·      A visit to the Vicky C. and David Byron Smith Garden at the Naples Botanical Garden is like stepping into a fairy tale. The interactive layout encourages exploration. One trail leads visitors on a botanical journey from “tree to sea,” while another recreates the region’s native ecosystems including a cypress swamp, a hardwood hammock and shell mound. Even adults can’t resist exploring the whimsical Cracker House with its colorful garden, and the very unusual Hidden Garden featuring found objects, such as a toilet “clogged” with flowers. The most popular attraction for kids is the massive live ficus tree house. A splash pad and a butterfly house are other favorites. 
·      The Golisano Children’s Museum of Naples (aka C’mon) is a 30,000-square-foot junior explorer’s play land of interactive exhibits, including a dozen hands-on exhibit galleries. Kids and adults have a blast exploring the maze. Children can “try on” careers including weather forecaster, farmer, chef, fisherman, artist, architect and veterinarian. Playing Swiss Family Robinson while climbing the museum’s Banyan Tree to a lookout platform is a favorite activity. Check the museum website for special events and activities.


·      Naples is blessed with miles upon miles of beautiful beaches, but three — Lowdermilk Beach Park, Clam Pass Beach Park and Tigertail Beach — are particularly family friendly. Amenities at Lowdermilk include picnic tables, a playground, sand volleyball, a duck pond, snack bar and restrooms, outdoor showers and a handicap-access beach wheelchair ramp. Clam Pass is unique in that access is via a ¾-mile boardwalk that meanders through a mangrove stand en route to the beach. Choose to walk or hop aboard the tram that runs continuously throughout the day. Amenities include restrooms, a concession stand for beach equipment rental, food and drinks, and a handicap-access beach wheelchair ramp. Both Lowdermilk Beach and Clam Pass Beach are stops on the Naples Trolley route, which stops in front of Lemon Tree Inn.
Located on Marco Island, about 20 miles south of Naples, Tigertail Beach offers a bathhouse, five boardwalks, beach equipment rentals, food and beverage concessions, a playground, a butterfly garden and a handicap-access beach wheelchair ramp.
·      Located on Chokoloskee Island near the western edge of the Everglades, Smallwood Store dates to 1906 when Ted Smallwood opened a trading post to serve the pioneers, Seminole Indians and explorers in the remote area. Listed on the National Register of Historic Places since 1974, the store closed in 1982 with all its dry goods, furs, medicines, tools and other provisions still on the shelves. Ted’s granddaughter reopened the store as a museum in 1990. The Smallwood family offers boat rides into the Ten Thousand Islands. 

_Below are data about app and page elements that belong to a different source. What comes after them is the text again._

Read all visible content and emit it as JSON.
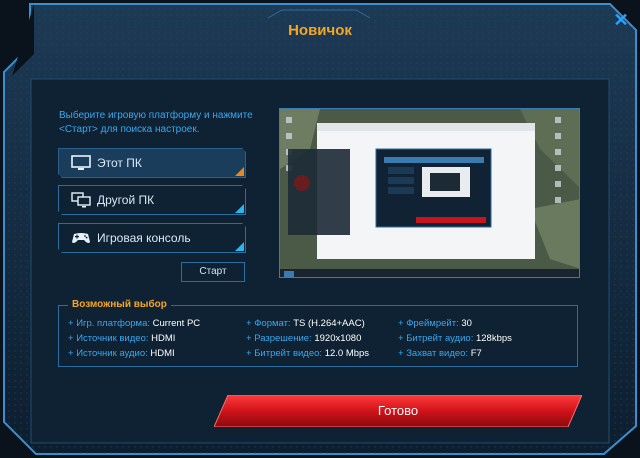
{
  "dialog": {
    "title": "Новичок",
    "close_glyph": "✕",
    "instruction": "Выберите игровую платформу и нажмите <Старт> для поиска настроек.",
    "platforms": [
      {
        "label": "Этот ПК",
        "icon": "monitor-icon",
        "selected": true
      },
      {
        "label": "Другой ПК",
        "icon": "dual-monitor-icon",
        "selected": false
      },
      {
        "label": "Игровая консоль",
        "icon": "gamepad-icon",
        "selected": false
      }
    ],
    "start_label": "Старт",
    "summary": {
      "title": "Возможный выбор",
      "options": [
        {
          "key": "Игр. платформа:",
          "value": "Current PC"
        },
        {
          "key": "Источник видео:",
          "value": "HDMI"
        },
        {
          "key": "Источник аудио:",
          "value": "HDMI"
        },
        {
          "key": "Формат:",
          "value": "TS (H.264+AAC)"
        },
        {
          "key": "Разрешение:",
          "value": "1920x1080"
        },
        {
          "key": "Битрейт видео:",
          "value": "12.0 Mbps"
        },
        {
          "key": "Фреймрейт:",
          "value": "30"
        },
        {
          "key": "Битрейт аудио:",
          "value": "128kbps"
        },
        {
          "key": "Захват видео:",
          "value": "F7"
        }
      ]
    },
    "done_label": "Готово"
  },
  "colors": {
    "accent_orange": "#f5a623",
    "accent_blue": "#3aa7ef",
    "frame_blue": "#2a6ea0",
    "panel_bg": "#0f2233",
    "done_red": "#c8141c"
  }
}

 Bartlett set out to write The Mostly Kids’ Guide to Naples, Marco Island & The Everglades as a resource for vacationers and newcomers. Turns out the books are very popular with grandparents in anticipation of grandkid visits, and the activities are as popular among adults as children.

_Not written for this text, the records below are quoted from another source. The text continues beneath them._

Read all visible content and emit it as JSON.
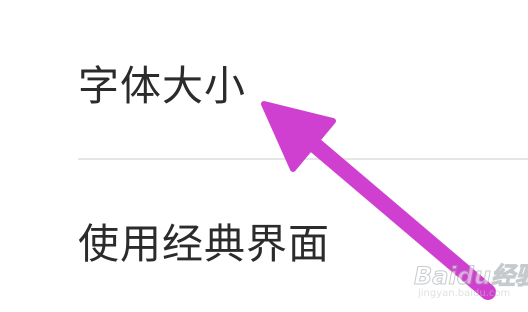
{
  "settings": {
    "items": [
      {
        "label": "字体大小"
      },
      {
        "label": "使用经典界面"
      }
    ]
  },
  "annotation": {
    "arrow_color": "#d040d0",
    "icon": "arrow-pointer-icon"
  },
  "watermark": {
    "brand": "Baidu经验",
    "url": "jingyan.baidu.com"
  }
}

“One woman was raving about the fun she had exploring the Everglades, based on ideas suggested in the book” Bartlett said. “I was thrilled to hear that, and asked her, ‘How old are your kids?’ She looked at me puzzled and said, ‘We don’t have any kids.’”

 Just goes to show, the key to a successful family vacation is discovering the places that are fun for adults and kids.

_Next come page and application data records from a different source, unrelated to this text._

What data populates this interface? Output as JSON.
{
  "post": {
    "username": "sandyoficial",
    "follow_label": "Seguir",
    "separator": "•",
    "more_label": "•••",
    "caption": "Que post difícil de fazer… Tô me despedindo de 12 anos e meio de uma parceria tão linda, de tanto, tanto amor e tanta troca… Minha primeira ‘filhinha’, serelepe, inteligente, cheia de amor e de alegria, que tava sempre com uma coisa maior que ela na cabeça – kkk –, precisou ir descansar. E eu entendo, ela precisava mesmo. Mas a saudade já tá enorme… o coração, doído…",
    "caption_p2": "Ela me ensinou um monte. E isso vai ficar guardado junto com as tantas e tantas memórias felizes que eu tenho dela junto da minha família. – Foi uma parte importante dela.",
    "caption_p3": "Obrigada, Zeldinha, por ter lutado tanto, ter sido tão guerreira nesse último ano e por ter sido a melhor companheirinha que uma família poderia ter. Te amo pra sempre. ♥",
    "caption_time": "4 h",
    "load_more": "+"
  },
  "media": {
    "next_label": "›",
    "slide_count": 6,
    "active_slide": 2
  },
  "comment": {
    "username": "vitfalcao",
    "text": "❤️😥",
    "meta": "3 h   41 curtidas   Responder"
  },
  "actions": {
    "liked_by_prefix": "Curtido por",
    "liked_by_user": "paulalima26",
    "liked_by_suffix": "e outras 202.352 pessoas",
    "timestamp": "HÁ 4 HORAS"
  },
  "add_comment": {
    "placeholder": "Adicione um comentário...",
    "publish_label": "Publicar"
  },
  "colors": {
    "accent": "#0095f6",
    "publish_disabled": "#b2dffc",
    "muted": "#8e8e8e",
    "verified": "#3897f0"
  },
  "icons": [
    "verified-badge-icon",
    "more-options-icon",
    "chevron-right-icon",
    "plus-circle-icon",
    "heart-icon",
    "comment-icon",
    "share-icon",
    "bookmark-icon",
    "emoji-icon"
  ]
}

 About Lemon Tree Inn: Lemon Tree Inn is a locally owned 34-room boutique hotel. Individually decorated guest rooms feature four-post mahogany beds, wicker sleigh beds and unique artwork combined to evoke the feel of Old Florida. Complimentary continental breakfast is served poolside and cold lemonade is on offer all day. For more information or to book a reservation, call 888-800-LEMO or visit www.LemonTreeInn.com.